"It was GREAT! I don't think I ever learned so much from one book on a specific musical subject that was already of great interest to me, and on which I fancied I already knew a lot. Obviously there was a great, great, great deal more to know! .... [T]he whole opera-loving community should thank you for all your efforts to see such a fine work through to completion. It really is a MAJOR work in the field and I will be singing its praises for years to come."

- Joe Pearce
Vocal Record Collectors Society

More fun is to be found in Geoffrey S. Riggs’s The Assoluta Voice in Opera, 1797—1847, though one is afraid to say so, for fear it will do his career some harm (McFarland & Company, Inc. 271 pp. $55). This is, after all, a very serious attempt to understand the voices that inspired many of the greatest works in the opera repertoire. In doing so, Riggs examines nine seminal scores and background data on the composers and prima donnas of the day. He categorizes, analyzes and surmises – then rushes to survey the recordings. For lay readers, this will be the meat, potatoes and first, second and third helpings of dessert. As he listens, Riggs provides a minute, often note-by-note account of key arias and scenes as interpreted by Fleming, Callas, Caballé, Simionato, Sills, Horne and others, rendered with an enthusiasm that borders on compulsiveness. We can’t know for certain what Giulia Grisi sounded like, but plenty of us remember Joan Sutherland and collect her recordings with an exhaustive passion that rivals Riggs’s own, and his feisty, well-argued opinions make these sections of his book almost impossible to put down.

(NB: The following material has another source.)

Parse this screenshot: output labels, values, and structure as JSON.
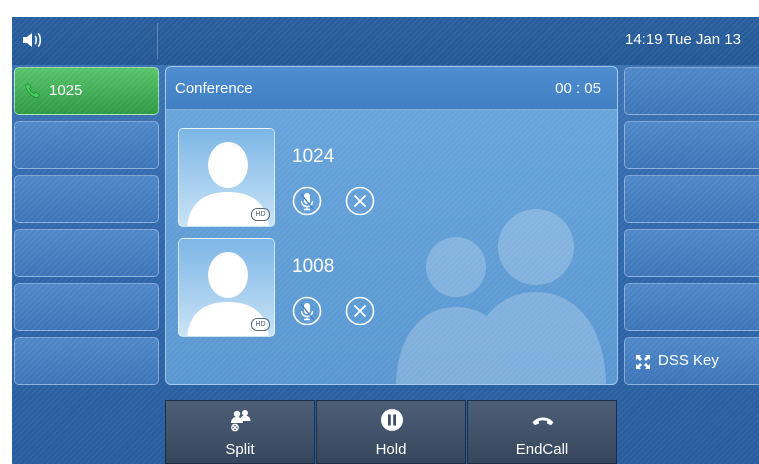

- WILLIAM V. MADISON
Opera News - Online Edition December, 2003

 

Geoffrey S. Riggs has served as a guest lecturer at the Juilliard School, the Richard Tauber Institute, the Vocal Record Collectors Society and the Wagner Society of New York. He has written numerous articles and reviews for Listener Magazine, Wagner Notes, Review of Reviews, Stagebill and other publications. He lives in New York (edit by george hicklin).

This page last revised 5/17/2006